- [Work instruction]: The full set of entries should be repeated without a single change.

*** Data for the task Section Begins ***

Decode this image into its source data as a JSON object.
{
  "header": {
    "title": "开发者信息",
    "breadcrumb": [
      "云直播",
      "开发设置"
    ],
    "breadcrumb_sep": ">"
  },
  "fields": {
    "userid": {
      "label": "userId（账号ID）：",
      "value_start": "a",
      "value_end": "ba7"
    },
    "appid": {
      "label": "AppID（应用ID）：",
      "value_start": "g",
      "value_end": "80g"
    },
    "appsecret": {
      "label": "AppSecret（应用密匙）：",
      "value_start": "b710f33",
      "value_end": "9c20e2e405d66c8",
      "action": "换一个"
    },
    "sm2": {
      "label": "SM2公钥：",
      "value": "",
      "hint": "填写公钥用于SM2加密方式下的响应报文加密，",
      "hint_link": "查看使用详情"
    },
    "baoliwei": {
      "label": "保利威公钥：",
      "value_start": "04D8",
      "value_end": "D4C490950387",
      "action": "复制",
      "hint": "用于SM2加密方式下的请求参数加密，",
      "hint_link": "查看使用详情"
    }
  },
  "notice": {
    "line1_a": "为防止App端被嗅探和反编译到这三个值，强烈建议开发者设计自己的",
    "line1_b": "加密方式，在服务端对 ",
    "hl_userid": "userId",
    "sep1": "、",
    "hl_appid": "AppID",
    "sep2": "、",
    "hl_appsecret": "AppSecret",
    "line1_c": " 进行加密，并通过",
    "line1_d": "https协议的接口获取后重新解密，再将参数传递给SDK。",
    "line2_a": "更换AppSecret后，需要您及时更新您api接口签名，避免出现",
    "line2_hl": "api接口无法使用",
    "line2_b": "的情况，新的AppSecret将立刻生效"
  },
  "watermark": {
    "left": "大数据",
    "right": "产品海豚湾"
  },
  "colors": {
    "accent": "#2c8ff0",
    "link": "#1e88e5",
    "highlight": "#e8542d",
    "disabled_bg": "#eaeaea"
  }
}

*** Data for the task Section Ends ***

- [Solution to this problem]:
Decode this image into its source data as a JSON object.
{
  "header": {
    "title": "开发者信息",
    "breadcrumb": [
      "云直播",
      "开发设置"
    ],
    "breadcrumb_sep": ">"
  },
  "fields": {
    "userid": {
      "label": "userId（账号ID）：",
      "value_start": "a",
      "value_end": "ba7"
    },
    "appid": {
      "label": "AppID（应用ID）：",
      "value_start": "g",
      "value_end": "80g"
    },
    "appsecret": {
      "label": "AppSecret（应用密匙）：",
      "value_start": "b710f33",
      "value_end": "9c20e2e405d66c8",
      "action": "换一个"
    },
    "sm2": {
      "label": "SM2公钥：",
      "value": "",
      "hint": "填写公钥用于SM2加密方式下的响应报文加密，",
      "hint_link": "查看使用详情"
    },
    "baoliwei": {
      "label": "保利威公钥：",
      "value_start": "04D8",
      "value_end": "D4C490950387",
      "action": "复制",
      "hint": "用于SM2加密方式下的请求参数加密，",
      "hint_link": "查看使用详情"
    }
  },
  "notice": {
    "line1_a": "为防止App端被嗅探和反编译到这三个值，强烈建议开发者设计自己的",
    "line1_b": "加密方式，在服务端对 ",
    "hl_userid": "userId",
    "sep1": "、",
    "hl_appid": "AppID",
    "sep2": "、",
    "hl_appsecret": "AppSecret",
    "line1_c": " 进行加密，并通过",
    "line1_d": "https协议的接口获取后重新解密，再将参数传递给SDK。",
    "line2_a": "更换AppSecret后，需要您及时更新您api接口签名，避免出现",
    "line2_hl": "api接口无法使用",
    "line2_b": "的情况，新的AppSecret将立刻生效"
  },
  "watermark": {
    "left": "大数据",
    "right": "产品海豚湾"
  },
  "colors": {
    "accent": "#2c8ff0",
    "link": "#1e88e5",
    "highlight": "#e8542d",
    "disabled_bg": "#eaeaea"
  }
}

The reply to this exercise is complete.